The diagram above is a great way to draw the forking process. Time goes from left to right, and existing processes keep their positions as time progresses.

## Explanation

• The process that was the parent both times (`pid=2000`) will have seen `fork()` return 2001 the first time, then 2002 the second time, as these are the PIDs of its children. 2001 != 2002.

• The process that was first the parent, but later the child (`pid=2002`), will have seen `fork()` return 2001 the first time, but 0 the second time. 2001 != 0.

• The process that was first the child, but later the parent (`pid=2001`), will have seen `fork()` return 0 the first time, but 2003 the second time. 0 != 2003.

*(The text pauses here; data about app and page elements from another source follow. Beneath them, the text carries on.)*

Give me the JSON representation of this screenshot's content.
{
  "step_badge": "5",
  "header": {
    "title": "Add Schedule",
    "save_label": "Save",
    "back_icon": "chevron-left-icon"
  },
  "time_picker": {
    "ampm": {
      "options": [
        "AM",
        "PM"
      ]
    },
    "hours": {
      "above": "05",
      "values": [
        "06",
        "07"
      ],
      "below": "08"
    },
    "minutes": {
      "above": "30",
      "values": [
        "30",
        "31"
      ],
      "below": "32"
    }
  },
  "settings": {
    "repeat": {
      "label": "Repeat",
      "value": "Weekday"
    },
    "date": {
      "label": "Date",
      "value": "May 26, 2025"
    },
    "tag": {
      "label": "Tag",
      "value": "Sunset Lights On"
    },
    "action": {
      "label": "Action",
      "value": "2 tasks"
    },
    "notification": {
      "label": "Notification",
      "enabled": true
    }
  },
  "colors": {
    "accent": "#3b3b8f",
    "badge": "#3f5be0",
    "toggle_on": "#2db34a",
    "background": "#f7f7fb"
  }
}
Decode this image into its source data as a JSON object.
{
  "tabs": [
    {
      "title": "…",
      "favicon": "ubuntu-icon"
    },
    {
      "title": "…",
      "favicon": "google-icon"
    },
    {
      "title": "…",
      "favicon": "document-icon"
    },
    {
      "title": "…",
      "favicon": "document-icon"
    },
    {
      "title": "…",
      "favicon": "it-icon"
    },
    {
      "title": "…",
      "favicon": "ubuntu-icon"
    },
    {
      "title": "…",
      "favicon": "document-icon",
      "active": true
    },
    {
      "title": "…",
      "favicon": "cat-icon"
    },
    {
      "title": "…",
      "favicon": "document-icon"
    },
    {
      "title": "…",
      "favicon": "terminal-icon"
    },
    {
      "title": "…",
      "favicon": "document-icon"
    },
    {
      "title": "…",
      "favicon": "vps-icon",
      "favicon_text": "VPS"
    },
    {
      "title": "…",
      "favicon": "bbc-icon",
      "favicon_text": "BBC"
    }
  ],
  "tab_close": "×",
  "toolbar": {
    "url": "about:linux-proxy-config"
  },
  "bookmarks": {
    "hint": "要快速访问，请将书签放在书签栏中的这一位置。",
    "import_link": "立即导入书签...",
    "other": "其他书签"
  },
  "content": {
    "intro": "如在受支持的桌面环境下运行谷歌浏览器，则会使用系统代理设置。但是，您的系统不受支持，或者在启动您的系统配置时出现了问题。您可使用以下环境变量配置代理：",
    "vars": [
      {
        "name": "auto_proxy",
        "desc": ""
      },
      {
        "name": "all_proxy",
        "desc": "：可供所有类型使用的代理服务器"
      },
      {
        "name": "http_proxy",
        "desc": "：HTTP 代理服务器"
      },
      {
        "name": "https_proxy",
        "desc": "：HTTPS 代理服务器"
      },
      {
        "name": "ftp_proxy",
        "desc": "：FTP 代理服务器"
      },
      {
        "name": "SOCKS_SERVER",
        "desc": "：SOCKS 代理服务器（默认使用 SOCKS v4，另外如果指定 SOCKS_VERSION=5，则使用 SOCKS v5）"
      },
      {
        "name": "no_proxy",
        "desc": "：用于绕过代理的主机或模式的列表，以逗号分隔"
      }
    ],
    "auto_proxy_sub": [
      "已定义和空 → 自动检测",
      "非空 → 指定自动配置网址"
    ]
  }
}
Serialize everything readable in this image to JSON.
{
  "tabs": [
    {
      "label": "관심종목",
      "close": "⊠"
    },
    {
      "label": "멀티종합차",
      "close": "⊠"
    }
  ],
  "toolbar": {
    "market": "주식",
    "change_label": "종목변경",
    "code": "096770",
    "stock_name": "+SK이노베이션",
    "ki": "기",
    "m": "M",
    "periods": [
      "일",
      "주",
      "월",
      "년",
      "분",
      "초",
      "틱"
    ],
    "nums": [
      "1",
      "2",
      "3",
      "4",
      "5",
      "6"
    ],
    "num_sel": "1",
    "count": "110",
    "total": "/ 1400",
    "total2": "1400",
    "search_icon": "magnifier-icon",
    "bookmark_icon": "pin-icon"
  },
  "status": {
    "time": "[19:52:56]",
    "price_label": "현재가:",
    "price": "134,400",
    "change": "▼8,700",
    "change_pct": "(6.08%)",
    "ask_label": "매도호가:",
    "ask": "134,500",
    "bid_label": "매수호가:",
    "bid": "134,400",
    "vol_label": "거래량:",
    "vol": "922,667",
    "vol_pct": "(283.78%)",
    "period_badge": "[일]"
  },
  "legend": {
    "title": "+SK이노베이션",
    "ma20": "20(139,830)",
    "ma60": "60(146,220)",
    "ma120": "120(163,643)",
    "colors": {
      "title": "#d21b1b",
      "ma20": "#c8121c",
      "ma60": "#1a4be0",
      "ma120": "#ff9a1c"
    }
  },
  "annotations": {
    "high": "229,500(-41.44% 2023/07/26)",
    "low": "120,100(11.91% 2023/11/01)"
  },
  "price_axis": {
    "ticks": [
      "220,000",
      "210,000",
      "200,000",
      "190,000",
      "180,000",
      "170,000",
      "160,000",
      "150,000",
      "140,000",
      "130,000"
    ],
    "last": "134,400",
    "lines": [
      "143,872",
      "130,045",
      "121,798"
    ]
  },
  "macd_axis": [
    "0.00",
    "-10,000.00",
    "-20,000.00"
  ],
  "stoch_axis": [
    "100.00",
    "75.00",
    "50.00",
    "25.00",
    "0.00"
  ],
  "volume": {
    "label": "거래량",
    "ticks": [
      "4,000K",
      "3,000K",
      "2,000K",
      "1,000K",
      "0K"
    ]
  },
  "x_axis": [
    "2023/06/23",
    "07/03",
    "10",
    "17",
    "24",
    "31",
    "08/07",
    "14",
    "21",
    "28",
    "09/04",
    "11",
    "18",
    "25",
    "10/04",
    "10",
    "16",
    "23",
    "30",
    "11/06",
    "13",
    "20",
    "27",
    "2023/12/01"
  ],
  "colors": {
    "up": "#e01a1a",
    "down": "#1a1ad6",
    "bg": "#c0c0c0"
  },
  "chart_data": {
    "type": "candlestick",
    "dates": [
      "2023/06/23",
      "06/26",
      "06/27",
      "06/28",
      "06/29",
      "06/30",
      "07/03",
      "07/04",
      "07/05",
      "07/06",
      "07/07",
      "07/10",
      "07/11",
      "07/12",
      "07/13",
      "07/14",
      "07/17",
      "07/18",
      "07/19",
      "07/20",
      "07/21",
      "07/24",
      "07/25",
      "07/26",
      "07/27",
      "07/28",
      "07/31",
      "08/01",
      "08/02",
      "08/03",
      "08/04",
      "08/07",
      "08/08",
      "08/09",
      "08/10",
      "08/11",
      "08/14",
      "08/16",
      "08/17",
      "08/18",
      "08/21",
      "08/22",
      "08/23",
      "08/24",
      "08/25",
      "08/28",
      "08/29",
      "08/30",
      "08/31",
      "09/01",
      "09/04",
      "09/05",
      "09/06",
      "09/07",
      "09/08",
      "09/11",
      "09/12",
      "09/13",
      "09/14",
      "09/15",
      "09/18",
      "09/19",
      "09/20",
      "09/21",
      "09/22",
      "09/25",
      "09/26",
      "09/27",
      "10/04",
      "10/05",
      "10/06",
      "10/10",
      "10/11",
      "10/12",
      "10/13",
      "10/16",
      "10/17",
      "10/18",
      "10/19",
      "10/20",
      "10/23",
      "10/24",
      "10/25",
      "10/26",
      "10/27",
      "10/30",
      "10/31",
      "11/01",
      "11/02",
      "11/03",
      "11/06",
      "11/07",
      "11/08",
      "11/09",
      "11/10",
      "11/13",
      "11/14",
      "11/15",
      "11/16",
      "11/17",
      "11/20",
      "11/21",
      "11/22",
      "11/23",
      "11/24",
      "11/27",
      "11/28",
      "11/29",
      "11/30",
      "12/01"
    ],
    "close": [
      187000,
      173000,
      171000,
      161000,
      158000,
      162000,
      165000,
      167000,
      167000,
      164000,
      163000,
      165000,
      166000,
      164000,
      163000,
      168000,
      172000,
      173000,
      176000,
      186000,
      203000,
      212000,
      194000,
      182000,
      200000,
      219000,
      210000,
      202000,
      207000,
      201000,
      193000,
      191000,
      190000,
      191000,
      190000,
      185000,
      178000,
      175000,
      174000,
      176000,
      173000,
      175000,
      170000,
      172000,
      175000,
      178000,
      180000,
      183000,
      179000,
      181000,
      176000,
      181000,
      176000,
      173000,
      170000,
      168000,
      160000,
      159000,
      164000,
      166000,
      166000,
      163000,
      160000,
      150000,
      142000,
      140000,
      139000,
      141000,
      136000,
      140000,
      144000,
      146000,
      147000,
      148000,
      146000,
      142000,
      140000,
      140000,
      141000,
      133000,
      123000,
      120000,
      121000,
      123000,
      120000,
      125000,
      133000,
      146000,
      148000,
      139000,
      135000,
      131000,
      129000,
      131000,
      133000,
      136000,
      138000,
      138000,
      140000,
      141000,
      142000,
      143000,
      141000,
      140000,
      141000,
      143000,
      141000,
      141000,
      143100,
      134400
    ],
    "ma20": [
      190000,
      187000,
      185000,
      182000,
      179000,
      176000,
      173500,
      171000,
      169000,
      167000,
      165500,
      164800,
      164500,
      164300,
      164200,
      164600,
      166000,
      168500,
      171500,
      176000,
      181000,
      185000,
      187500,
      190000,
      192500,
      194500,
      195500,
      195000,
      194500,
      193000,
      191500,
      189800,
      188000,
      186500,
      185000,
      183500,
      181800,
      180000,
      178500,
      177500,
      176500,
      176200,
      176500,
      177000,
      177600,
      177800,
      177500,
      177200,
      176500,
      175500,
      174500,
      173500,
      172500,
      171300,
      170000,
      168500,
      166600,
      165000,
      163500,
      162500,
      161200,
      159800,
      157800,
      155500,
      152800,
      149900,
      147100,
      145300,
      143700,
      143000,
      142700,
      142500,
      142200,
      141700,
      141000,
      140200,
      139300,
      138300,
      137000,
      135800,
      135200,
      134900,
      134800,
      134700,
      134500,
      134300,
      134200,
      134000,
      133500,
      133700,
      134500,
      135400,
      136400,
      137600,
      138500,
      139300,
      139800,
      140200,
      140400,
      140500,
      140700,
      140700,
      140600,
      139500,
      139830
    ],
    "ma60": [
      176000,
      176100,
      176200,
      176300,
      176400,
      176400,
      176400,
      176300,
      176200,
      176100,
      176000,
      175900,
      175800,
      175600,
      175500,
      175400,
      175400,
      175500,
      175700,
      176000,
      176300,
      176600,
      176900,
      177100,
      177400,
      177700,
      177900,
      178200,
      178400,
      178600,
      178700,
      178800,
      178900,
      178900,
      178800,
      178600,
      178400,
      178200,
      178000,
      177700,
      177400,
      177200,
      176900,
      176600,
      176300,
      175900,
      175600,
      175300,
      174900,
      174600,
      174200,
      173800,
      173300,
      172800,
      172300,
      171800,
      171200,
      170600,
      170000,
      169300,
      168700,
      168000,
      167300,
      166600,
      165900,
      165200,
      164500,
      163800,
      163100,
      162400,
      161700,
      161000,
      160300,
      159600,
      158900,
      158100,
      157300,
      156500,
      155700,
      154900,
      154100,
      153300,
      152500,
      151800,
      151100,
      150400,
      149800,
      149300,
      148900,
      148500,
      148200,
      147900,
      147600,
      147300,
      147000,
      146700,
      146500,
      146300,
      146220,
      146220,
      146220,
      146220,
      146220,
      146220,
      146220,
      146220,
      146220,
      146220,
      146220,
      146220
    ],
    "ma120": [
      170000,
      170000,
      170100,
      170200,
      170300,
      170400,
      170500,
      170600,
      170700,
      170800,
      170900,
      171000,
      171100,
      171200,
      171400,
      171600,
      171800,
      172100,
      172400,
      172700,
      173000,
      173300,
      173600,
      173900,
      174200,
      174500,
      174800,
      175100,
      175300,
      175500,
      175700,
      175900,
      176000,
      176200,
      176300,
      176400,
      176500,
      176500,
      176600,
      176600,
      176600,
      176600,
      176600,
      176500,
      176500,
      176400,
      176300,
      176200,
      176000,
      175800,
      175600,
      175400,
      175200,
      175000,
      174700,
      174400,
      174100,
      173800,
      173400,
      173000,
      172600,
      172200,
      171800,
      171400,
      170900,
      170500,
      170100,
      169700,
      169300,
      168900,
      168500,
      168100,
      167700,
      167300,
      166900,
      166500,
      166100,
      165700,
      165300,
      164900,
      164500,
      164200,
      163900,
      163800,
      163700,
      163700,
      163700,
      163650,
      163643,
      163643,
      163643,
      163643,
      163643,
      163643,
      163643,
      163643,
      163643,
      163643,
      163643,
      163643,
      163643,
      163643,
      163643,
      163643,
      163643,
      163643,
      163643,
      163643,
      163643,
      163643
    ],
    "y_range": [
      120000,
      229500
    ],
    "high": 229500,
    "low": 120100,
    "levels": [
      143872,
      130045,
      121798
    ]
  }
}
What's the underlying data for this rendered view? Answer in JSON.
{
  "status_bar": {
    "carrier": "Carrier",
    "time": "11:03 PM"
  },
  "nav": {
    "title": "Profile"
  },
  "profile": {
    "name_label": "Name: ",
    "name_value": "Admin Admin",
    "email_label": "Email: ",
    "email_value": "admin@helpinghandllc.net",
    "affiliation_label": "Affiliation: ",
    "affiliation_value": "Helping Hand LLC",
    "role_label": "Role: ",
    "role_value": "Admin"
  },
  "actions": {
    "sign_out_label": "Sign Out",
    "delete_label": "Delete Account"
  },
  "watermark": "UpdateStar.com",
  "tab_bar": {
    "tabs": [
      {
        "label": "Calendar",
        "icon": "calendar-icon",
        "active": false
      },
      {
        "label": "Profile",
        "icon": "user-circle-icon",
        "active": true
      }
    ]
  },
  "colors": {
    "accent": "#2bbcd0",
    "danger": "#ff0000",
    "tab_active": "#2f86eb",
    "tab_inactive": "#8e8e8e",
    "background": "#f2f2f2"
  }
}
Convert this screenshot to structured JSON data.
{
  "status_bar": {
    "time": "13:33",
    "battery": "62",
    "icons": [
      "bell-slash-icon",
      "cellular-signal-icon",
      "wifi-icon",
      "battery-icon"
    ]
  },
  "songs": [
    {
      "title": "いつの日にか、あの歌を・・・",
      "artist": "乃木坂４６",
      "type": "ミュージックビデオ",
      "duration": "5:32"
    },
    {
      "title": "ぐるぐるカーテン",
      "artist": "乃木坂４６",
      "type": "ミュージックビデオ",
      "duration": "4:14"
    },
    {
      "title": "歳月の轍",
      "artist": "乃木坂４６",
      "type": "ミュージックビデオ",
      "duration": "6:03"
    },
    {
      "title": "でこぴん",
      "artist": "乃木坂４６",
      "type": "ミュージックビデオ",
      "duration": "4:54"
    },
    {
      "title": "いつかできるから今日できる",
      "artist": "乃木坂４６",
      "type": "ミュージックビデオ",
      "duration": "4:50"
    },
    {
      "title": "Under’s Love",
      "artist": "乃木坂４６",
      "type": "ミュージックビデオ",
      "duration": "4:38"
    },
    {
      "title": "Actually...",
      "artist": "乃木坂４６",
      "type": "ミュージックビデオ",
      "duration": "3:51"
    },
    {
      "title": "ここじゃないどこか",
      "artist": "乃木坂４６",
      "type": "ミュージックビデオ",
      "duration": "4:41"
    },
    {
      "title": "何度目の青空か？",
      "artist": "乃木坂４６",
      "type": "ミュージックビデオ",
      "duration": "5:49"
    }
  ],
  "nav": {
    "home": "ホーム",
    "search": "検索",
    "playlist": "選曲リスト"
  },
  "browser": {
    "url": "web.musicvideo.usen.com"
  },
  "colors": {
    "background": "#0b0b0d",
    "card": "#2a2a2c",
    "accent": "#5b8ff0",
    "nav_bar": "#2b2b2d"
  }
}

• The process that was the child both times (`pid=2003`) will have seen `fork()` return 0 the first time, then 0 again the second time. 0 == 0, and the value of this expression is 1.

## Solution

Therefore, the answer is false, because in the final case where we compare the child process of both forks, we have `0 == 0`, which evaluates to 1, and as such the expression `fork() == fork()` will not always evaluate to 0.

This guide was originally written by Emma, a former AP TA.